* Task to carry out
For the records below, count the lines containing the word "Rotate" and reply with the number alone.
Top of Data to examine
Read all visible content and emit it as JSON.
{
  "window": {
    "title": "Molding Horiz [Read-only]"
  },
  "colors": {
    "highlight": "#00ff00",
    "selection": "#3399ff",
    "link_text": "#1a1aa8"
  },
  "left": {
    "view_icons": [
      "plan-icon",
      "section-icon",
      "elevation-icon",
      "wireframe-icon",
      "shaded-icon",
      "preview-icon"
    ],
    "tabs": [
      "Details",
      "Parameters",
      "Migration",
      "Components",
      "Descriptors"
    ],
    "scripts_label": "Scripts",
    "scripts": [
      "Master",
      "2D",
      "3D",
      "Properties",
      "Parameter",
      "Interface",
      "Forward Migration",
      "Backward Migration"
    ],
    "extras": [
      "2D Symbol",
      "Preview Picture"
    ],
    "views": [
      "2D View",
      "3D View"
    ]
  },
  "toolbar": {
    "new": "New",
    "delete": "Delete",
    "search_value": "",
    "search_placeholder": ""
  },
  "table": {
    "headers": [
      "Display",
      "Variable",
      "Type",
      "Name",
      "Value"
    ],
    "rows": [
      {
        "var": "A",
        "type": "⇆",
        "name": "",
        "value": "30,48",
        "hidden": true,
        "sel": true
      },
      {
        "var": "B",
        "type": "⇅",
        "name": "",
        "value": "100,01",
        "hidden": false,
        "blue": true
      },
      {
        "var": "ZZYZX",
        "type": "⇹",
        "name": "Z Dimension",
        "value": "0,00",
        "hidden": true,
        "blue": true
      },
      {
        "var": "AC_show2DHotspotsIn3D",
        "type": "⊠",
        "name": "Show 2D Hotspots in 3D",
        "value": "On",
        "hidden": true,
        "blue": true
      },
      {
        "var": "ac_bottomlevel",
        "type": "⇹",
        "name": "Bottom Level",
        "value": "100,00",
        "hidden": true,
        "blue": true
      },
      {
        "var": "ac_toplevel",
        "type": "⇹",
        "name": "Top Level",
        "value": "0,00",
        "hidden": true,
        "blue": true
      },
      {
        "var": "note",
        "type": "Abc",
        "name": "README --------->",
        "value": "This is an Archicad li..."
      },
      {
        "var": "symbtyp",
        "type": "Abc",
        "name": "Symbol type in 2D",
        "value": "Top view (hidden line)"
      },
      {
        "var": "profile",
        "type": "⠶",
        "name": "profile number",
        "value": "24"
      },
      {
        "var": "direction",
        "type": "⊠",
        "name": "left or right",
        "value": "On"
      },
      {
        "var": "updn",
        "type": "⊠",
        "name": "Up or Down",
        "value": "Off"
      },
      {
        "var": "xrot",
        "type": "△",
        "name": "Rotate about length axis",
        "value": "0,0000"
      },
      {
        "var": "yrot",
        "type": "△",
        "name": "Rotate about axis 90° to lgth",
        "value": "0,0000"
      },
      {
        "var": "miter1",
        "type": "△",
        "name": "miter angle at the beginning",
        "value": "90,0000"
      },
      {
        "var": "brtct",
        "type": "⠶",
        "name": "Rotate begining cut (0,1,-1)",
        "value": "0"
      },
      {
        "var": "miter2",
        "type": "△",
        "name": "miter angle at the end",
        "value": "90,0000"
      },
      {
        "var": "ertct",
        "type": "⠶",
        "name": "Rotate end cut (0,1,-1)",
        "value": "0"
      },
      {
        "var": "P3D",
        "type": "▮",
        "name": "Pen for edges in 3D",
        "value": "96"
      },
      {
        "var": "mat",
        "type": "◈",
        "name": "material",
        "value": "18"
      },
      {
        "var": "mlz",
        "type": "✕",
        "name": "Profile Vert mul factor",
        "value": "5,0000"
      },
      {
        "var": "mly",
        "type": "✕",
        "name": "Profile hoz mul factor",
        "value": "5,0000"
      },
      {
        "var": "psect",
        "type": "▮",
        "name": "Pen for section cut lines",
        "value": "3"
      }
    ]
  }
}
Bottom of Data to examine
* Solution to this exercise
4